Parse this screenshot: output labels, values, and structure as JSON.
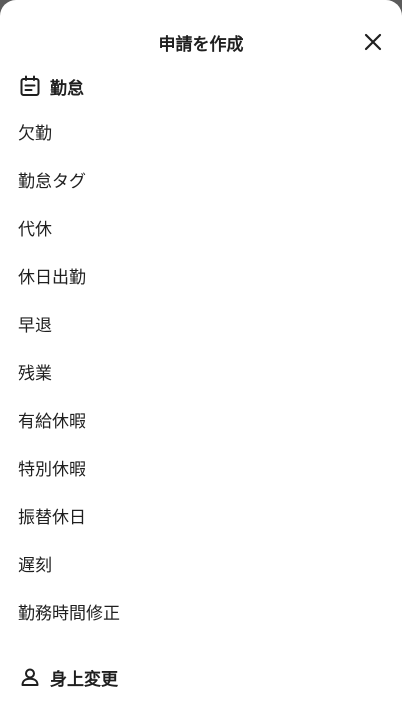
{
  "header": {
    "title": "申請を作成",
    "close_icon": "close-icon"
  },
  "sections": [
    {
      "label": "勤怠",
      "icon": "calendar-icon",
      "items": [
        "欠勤",
        "勤怠タグ",
        "代休",
        "休日出勤",
        "早退",
        "残業",
        "有給休暇",
        "特別休暇",
        "振替休日",
        "遅刻",
        "勤務時間修正"
      ]
    },
    {
      "label": "身上変更",
      "icon": "person-icon",
      "items": []
    }
  ]
}
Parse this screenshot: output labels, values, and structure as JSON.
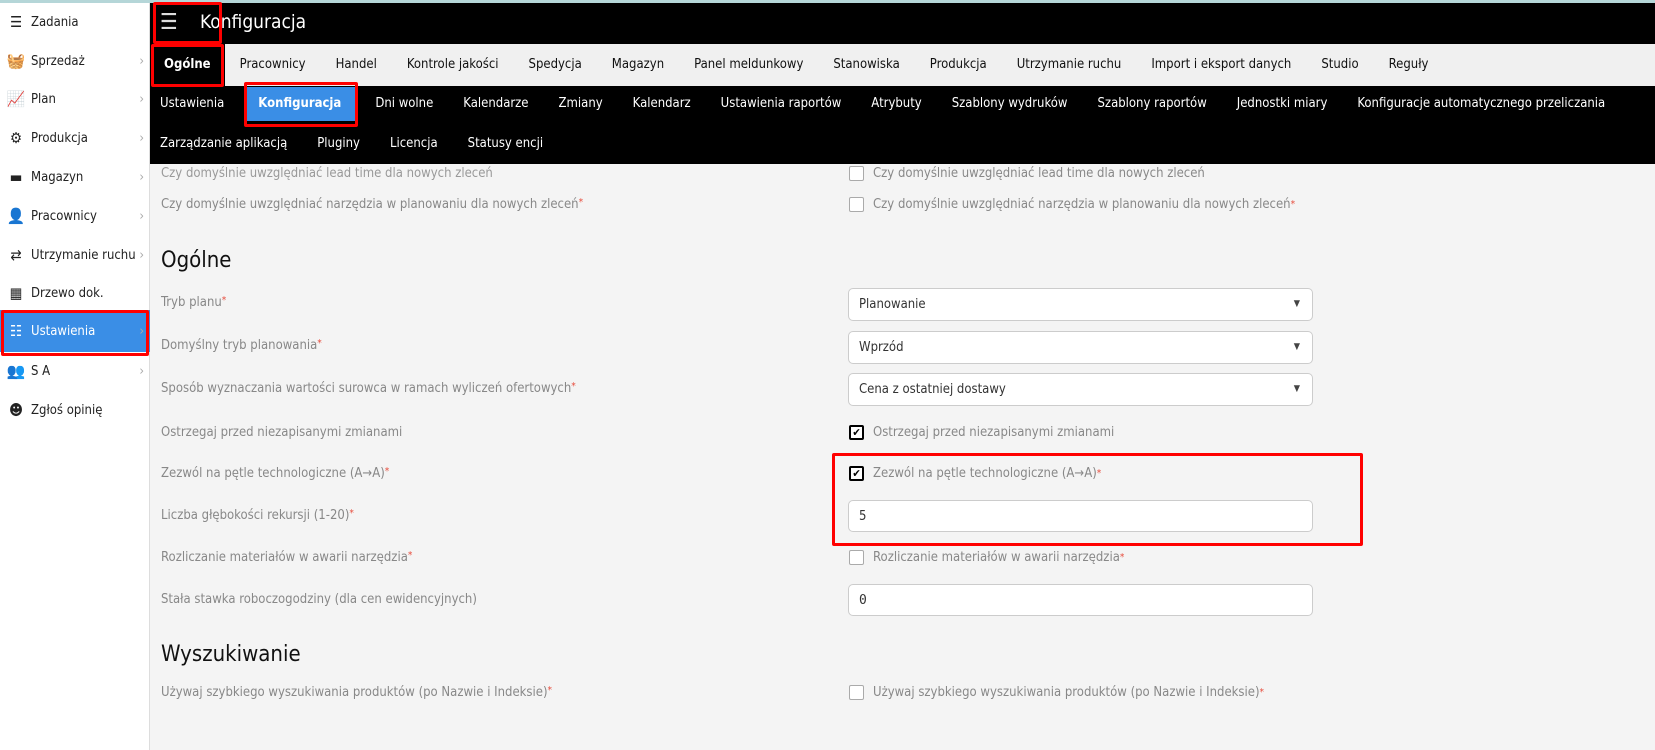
{
  "header": {
    "title": "Konfiguracja",
    "menu_icon": "hamburger-icon"
  },
  "sidebar": {
    "items": [
      {
        "label": "Zadania",
        "icon": "tasks-icon",
        "glyph": "☰",
        "chevron": false
      },
      {
        "label": "Sprzedaż",
        "icon": "basket-icon",
        "glyph": "🧺",
        "chevron": true
      },
      {
        "label": "Plan",
        "icon": "chart-line-icon",
        "glyph": "📈",
        "chevron": true
      },
      {
        "label": "Produkcja",
        "icon": "gears-icon",
        "glyph": "⚙",
        "chevron": true
      },
      {
        "label": "Magazyn",
        "icon": "archive-icon",
        "glyph": "▬",
        "chevron": true
      },
      {
        "label": "Pracownicy",
        "icon": "user-icon",
        "glyph": "👤",
        "chevron": true
      },
      {
        "label": "Utrzymanie ruchu",
        "icon": "repeat-icon",
        "glyph": "⇄",
        "chevron": true
      },
      {
        "label": "Drzewo dok.",
        "icon": "folder-tree-icon",
        "glyph": "▦",
        "chevron": false
      },
      {
        "label": "Ustawienia",
        "icon": "sliders-icon",
        "glyph": "☷",
        "chevron": true,
        "active": true
      },
      {
        "label": "S A",
        "icon": "users-icon",
        "glyph": "👥",
        "chevron": true
      },
      {
        "label": "Zgłoś opinię",
        "icon": "smile-icon",
        "glyph": "☻",
        "chevron": false
      }
    ]
  },
  "tabs_main": [
    "Ogólne",
    "Pracownicy",
    "Handel",
    "Kontrole jakości",
    "Spedycja",
    "Magazyn",
    "Panel meldunkowy",
    "Stanowiska",
    "Produkcja",
    "Utrzymanie ruchu",
    "Import i eksport danych",
    "Studio",
    "Reguły"
  ],
  "tabs_main_active": "Ogólne",
  "tabs_sub_row1": [
    "Ustawienia",
    "Konfiguracja",
    "Dni wolne",
    "Kalendarze",
    "Zmiany",
    "Kalendarz",
    "Ustawienia raportów",
    "Atrybuty",
    "Szablony wydruków",
    "Szablony raportów",
    "Jednostki miary",
    "Konfiguracje automatycznego przeliczania"
  ],
  "tabs_sub_row2": [
    "Zarządzanie aplikacją",
    "Pluginy",
    "Licencja",
    "Statusy encji"
  ],
  "tabs_sub_active": "Konfiguracja",
  "content": {
    "lead_time_label": "Czy domyślnie uwzględniać lead time dla nowych zleceń",
    "tools_label": "Czy domyślnie uwzględniać narzędzia w planowaniu dla nowych zleceń",
    "section_general": "Ogólne",
    "plan_mode_label": "Tryb planu",
    "plan_mode_value": "Planowanie",
    "default_planning_label": "Domyślny tryb planowania",
    "default_planning_value": "Wprzód",
    "raw_value_label": "Sposób wyznaczania wartości surowca w ramach wyliczeń ofertowych",
    "raw_value_value": "Cena z ostatniej dostawy",
    "warn_unsaved_label": "Ostrzegaj przed niezapisanymi zmianami",
    "warn_unsaved_checked": true,
    "loops_label": "Zezwól na pętle technologiczne (A→A)",
    "loops_checked": true,
    "recursion_label": "Liczba głębokości rekursji (1-20)",
    "recursion_value": "5",
    "tool_failure_label": "Rozliczanie materiałów w awarii narzędzia",
    "tool_failure_checked": false,
    "hourly_rate_label": "Stała stawka roboczogodziny (dla cen ewidencyjnych)",
    "hourly_rate_value": "0",
    "section_search": "Wyszukiwanie",
    "fast_search_label": "Używaj szybkiego wyszukiwania produktów (po Nazwie i Indeksie)",
    "fast_search_checked": false,
    "lead_time_checked": false,
    "tools_checked": false,
    "required_mark": "*"
  },
  "colors": {
    "accent": "#3a8ee6",
    "highlight": "#ff0000",
    "header": "#000000"
  }
}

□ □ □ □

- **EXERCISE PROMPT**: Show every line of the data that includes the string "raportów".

- **TASK ANSWER**:
    "Ustawienia raportów",
    "Szablony raportów",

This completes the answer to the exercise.